WORK TASK —
Scan the data that follows and count the lines with the string "copy"; answer with the count alone.
***** MATERIAL PROVIDED
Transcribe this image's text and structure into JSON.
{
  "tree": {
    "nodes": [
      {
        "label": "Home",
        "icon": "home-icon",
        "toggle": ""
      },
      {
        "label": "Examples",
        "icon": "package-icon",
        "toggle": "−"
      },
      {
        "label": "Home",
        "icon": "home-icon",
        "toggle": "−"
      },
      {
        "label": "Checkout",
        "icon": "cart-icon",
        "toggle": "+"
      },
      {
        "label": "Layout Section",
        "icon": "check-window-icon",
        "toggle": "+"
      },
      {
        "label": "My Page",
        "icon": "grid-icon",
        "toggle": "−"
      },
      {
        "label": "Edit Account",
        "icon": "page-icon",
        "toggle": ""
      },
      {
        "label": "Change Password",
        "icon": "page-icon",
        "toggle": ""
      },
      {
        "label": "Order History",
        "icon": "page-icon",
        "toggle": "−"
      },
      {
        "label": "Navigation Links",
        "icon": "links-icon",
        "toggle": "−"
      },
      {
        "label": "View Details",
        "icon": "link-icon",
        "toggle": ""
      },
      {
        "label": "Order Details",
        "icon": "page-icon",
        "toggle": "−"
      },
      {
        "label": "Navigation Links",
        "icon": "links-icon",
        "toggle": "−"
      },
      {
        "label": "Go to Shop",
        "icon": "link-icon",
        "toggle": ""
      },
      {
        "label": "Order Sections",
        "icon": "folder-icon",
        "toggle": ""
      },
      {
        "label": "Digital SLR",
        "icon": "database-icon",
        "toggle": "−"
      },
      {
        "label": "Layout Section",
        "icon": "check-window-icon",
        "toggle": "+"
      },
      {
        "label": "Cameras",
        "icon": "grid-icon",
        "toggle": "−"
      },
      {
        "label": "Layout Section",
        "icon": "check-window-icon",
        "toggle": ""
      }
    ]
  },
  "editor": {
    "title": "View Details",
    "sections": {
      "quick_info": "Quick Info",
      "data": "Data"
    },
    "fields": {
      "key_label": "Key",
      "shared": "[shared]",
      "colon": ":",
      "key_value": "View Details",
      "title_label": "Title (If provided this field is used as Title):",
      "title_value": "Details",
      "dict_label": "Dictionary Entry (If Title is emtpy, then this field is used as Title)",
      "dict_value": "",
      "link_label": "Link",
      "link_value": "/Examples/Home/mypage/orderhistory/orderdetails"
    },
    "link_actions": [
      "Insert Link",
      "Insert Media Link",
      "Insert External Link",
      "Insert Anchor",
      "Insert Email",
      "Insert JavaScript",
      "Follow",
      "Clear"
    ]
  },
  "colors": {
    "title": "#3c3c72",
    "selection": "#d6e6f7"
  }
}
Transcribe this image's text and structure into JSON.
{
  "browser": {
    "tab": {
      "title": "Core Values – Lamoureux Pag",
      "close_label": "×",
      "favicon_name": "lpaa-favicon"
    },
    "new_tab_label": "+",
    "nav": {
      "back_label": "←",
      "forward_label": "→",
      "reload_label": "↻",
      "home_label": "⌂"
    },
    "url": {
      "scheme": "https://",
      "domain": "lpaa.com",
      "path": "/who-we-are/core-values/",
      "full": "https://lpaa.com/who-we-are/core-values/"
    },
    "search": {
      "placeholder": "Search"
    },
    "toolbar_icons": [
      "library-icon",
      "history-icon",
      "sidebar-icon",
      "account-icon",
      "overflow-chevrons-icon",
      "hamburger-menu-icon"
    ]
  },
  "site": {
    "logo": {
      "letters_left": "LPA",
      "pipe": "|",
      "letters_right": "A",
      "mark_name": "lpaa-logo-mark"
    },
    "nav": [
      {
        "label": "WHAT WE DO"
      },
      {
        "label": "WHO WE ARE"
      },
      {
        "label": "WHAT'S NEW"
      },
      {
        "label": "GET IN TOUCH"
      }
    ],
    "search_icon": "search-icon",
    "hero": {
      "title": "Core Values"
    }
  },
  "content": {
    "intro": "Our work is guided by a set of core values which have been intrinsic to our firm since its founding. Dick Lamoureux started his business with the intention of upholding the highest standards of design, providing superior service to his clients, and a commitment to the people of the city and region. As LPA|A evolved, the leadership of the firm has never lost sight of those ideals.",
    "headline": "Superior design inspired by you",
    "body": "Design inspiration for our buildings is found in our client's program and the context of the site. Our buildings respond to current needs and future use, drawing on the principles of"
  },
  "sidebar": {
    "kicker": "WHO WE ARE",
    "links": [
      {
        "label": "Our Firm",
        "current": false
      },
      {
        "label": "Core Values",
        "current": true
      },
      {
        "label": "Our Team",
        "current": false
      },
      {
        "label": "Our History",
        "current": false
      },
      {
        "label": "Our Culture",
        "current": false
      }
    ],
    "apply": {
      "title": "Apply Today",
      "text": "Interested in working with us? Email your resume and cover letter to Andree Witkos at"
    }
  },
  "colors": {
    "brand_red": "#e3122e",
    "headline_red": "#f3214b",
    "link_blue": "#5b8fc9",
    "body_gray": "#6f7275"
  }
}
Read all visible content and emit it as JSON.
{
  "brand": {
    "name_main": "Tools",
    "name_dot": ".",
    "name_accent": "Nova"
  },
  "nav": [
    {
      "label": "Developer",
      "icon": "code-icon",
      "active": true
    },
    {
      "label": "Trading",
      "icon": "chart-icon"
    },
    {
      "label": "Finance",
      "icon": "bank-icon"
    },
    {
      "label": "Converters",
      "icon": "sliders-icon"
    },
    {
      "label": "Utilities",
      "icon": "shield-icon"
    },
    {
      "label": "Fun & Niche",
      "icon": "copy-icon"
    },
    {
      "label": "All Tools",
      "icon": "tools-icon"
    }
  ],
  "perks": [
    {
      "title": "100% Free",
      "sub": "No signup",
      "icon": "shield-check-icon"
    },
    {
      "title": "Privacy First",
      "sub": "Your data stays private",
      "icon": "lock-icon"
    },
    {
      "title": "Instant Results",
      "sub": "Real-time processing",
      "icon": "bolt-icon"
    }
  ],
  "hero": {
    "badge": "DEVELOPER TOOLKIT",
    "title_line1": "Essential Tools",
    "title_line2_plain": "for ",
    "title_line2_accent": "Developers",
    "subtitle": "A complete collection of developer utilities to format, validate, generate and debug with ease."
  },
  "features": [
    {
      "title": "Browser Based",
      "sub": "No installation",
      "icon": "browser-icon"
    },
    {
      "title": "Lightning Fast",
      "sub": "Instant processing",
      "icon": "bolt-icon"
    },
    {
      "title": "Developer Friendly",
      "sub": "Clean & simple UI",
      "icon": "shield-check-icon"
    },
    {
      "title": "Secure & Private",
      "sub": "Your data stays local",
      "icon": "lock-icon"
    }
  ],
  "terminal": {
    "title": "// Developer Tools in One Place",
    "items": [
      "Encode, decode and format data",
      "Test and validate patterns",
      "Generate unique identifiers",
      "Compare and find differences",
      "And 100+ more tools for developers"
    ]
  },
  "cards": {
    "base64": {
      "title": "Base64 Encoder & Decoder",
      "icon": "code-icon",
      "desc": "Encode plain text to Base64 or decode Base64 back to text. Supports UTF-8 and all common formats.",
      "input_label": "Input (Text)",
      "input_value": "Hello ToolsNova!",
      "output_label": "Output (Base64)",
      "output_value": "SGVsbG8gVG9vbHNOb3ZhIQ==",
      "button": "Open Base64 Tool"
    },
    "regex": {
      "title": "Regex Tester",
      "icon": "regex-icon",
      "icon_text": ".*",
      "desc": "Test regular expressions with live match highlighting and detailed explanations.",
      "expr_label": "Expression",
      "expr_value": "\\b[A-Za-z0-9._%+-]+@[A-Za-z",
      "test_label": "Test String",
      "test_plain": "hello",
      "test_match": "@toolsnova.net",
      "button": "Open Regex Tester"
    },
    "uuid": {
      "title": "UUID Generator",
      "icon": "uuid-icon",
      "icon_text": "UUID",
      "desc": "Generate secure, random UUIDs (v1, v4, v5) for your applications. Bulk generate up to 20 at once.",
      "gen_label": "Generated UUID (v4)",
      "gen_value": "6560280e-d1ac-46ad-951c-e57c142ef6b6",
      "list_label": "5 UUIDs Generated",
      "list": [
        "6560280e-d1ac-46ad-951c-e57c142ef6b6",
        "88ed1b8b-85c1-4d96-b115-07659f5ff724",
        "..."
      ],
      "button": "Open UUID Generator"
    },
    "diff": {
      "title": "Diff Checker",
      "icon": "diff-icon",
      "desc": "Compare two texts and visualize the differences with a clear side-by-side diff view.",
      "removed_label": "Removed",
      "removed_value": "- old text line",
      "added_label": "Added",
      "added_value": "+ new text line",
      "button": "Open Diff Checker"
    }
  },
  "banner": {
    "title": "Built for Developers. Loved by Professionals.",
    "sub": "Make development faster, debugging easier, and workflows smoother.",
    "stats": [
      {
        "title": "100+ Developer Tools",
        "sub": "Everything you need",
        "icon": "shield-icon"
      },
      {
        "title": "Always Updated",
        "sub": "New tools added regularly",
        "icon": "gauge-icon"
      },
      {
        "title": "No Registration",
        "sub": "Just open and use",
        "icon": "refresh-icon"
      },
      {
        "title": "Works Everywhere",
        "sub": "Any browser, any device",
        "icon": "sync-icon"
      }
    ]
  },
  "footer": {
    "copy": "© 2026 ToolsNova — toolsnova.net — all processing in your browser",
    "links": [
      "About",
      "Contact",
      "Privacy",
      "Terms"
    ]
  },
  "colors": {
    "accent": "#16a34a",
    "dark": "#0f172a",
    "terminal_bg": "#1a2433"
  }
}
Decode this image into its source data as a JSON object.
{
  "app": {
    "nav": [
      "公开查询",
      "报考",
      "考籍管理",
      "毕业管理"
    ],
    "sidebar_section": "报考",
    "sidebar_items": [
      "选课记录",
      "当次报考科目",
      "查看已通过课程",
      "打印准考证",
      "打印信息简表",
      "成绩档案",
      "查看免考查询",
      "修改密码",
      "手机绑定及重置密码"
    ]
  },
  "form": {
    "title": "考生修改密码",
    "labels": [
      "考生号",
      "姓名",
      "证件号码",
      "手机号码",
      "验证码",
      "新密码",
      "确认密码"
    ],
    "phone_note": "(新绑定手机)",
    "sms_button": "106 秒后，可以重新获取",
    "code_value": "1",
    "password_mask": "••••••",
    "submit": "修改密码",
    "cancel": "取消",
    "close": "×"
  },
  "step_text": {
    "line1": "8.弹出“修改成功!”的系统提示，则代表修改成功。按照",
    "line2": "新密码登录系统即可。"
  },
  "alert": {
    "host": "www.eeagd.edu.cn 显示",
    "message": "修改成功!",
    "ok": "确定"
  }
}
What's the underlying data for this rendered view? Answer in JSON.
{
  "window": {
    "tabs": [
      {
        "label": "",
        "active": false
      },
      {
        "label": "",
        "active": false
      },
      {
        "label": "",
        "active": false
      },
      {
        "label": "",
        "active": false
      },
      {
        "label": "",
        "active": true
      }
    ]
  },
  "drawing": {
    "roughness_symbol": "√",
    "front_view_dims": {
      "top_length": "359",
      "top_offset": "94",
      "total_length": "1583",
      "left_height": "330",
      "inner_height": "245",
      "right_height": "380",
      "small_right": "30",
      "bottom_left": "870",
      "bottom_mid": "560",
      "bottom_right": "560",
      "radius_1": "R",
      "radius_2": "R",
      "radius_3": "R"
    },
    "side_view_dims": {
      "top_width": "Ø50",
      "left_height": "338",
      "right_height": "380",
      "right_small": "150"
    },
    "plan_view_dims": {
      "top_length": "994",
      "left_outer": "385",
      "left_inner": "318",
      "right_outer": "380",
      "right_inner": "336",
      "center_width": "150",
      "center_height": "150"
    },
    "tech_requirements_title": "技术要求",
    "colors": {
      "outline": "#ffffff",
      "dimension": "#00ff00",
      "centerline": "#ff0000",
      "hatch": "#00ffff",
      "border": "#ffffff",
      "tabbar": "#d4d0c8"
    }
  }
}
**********
OUTPUT FOR THIS TASK —
2